PHOENIX — Donald Trump’s visit Saturday drew about 6,000 supporters despite triple-degree temperatures and ended without the violent incidents or major disruptions seen at some of his other rallies.
While there were no major protests at the rally at Arizona Veterans Memorial Coliseum in Phoenix, several speakers including Trump used fiery rhetoric against Hillary Clinton and President Obama, Democrats in general, gun-control advocates, illegal immigrants, the media and even some Republicans.
Maricopa County Sheriff Joe Arpaio, who addressed the crowd before the presumptive Republican presidential nominee took the stage, had harsh words for members of his own party who continue to dance around formally endorsing the billionaire businessman.
Specifically, Arpaio wondered aloud why some Republicans prefer to say they “support the nominee” rather than uttering Trump’s name. “Apparently, they support Hillary,” Arpaio quipped about the unnamed Arizona politicians.
During a 40-minute speech, Trump repeatedly reminded the crowd, which filled about half of the arena, of his pledge to build a wall along the border with Mexico.
He predicted that without securing borders and building the wall, the U.S. would continue to suffer violent attacks from Islamic terrorists.
If elected, Trump vowed, he would “knock the hell out of ISIS” and said, “We are going to start winning like no one has ever seen before.”
In the aftermath of last weekend’s mass shooting in Florida, Trump said, he will continue to fight for the Second Amendment, despite what he called attempts by Democrats and gun-control advocates to use the tragedy for their own political ambitions.

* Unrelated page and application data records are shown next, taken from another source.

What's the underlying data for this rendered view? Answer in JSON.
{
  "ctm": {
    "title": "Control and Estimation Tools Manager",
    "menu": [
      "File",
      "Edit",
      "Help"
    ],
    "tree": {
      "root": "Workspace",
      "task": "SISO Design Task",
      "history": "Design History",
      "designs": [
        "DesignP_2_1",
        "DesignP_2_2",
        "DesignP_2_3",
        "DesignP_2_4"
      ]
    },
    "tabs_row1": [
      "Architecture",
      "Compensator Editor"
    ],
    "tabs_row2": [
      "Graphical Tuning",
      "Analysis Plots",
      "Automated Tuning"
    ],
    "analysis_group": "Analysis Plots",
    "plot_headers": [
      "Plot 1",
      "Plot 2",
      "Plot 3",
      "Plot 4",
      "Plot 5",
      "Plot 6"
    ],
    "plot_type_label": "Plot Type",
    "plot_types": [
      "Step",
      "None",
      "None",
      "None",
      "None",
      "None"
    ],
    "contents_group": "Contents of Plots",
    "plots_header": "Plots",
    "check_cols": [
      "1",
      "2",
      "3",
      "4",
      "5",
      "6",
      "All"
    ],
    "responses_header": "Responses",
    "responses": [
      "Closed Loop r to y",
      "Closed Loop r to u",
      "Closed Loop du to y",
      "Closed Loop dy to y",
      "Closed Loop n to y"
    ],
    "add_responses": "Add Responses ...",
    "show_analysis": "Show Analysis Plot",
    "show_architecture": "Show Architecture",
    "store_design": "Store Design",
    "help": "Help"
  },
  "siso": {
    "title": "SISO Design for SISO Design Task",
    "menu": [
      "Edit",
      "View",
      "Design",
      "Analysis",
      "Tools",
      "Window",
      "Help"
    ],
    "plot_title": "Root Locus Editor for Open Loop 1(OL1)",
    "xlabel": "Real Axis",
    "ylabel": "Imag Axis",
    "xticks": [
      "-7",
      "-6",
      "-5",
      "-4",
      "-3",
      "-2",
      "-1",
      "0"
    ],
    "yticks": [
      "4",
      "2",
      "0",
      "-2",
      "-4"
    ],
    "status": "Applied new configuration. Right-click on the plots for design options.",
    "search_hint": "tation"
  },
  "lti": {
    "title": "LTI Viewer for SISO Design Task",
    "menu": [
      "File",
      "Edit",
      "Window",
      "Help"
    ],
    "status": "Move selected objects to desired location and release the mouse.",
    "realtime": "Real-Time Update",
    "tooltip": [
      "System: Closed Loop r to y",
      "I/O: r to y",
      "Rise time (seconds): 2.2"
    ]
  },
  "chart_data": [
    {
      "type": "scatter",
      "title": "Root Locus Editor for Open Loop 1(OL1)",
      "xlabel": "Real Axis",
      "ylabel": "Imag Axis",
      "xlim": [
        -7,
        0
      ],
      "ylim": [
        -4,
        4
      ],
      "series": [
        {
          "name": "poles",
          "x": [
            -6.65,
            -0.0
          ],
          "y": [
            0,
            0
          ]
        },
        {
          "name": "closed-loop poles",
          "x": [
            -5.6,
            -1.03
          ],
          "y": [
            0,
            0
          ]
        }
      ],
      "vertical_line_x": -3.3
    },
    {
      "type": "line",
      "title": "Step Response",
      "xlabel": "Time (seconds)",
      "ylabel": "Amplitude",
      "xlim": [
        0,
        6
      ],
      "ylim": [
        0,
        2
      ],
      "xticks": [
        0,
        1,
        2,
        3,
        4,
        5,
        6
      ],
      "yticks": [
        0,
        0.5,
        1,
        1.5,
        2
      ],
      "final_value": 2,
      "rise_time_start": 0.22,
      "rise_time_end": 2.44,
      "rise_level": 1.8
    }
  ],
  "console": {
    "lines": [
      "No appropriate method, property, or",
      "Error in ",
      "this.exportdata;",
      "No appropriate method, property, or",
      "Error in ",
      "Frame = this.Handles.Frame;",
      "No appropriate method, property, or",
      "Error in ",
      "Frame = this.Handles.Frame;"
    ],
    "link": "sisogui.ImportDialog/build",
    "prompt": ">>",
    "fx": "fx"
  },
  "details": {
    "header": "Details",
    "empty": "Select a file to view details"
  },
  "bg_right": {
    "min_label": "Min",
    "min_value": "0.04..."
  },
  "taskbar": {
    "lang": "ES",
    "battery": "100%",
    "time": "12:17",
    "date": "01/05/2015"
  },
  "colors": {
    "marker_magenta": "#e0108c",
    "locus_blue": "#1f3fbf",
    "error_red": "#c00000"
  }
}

“This was not about guns, this was about terrorism,” he said, suggesting that the shooting might have ended differently if there were armed patrons inside the nightclub.
Trump claimed Clinton has accepted donations from countries that have “killed gays” and “enslaved women.”
Turning to domestic issues, he claimed Clinton would raise taxes but that he would sign the biggest tax cut in U.S. history.
Describing empty, rusted-out towns he has seen across the country, he vowed to bring jobs back to the United States, saying Latinos will support him for that reason.
He called NAFTA one of the most “destructive acts” to the economy, and reminded his audience that President Bill Clinton signed it into law.
Regulations are killing business, he said, saying he would get rid of the Dodd-Frank banking-regulation law and “most regulations.”
Trump said he will economically punish companies that have moved overseas or plan to leave the U.S., and vowed to levy new taxes on their imports.
He railed several times against the press, calling Politico “a rag” and CNN untrustworthy. At least one media outlet, Buzzfeed, was not allowed into the rally.
He said media reports of the continued possibility of a fight at the Republican National Convention are “pure fabrication,” and the crowd turned to boo working reporters on the coliseum floor.
Supporters at the rally included 48-year-old Kimberley Clayton of Phoenix, who said, “We need a nonpolitician in office — somebody who can’t be bought out. I’ve never voted Republican in my life until now. I’m an independent.”
A single protester was removed from the arena, hours before Trump took the stage for wearing a T-shirt that used profanity to denounce Islam. Officials had Arizona Department of Public Safety officers escort him out after he refused to turn the shirt inside-out.
Before the doors opened for the rally, a group of protesters met at Encanto Park, about a mile from the venue.
Bryan Sanders, a protester who was punched in the face at Trump’s rally in Tucson in March, attended. The protest in the park “was pretty relaxed,” he said.
Sanders said planned protests failed to materialize Saturday because of “the way that these events are set up.”
He said it was difficult for protesters to get near the actual event.
“It’s probably a good idea that they’re separating it like this,” Sanders said. “I’m not a fan of violence.”
This time, it seems, he was bored and went to his vehicle, leaving early.
Phoenix police Lt. Paul Taylor praised the numerous officers who were charged with monitoring the streets surrounding the venue and the protest area. He said he believes the extreme heat kept tempers from flaring.
“Although I’m not a weatherman and I’m not a doctor, I would submit to you, having been out there all day myself, that may have played a significant role in it,” Taylor said.
Firefighters treated four people for heat-related issues at the scene.
Two people were arrested for minor consumption of alcohol on the property, Arizona Department of Public Safety officials said. They were cited and released.
Earlier Saturday, Trump held a rally in Las Vegas.
Police there said one person, Michael Sandford, 19, was arrested at the event. Sandford allegedly approached an officer under the pretense of getting an autograph but then tried to disarm the officer. Officers quickly took him into custody. He was turned over to the U.S. Secret Service and is expected to face charges.
Inside, the crowd was generally orderly.
Attendees said they were frustrated by how President Obama handled the economy, think they can’t trust Clinton and want to try at least four years with a total outsider in the White House.
“Whether it be a white-man thing, I don’t know,” Henderson resident Teague McClendon, a 44-year-old warehouse sales manager, said as he waited in the long line. “But if you look around, it’s more than that.”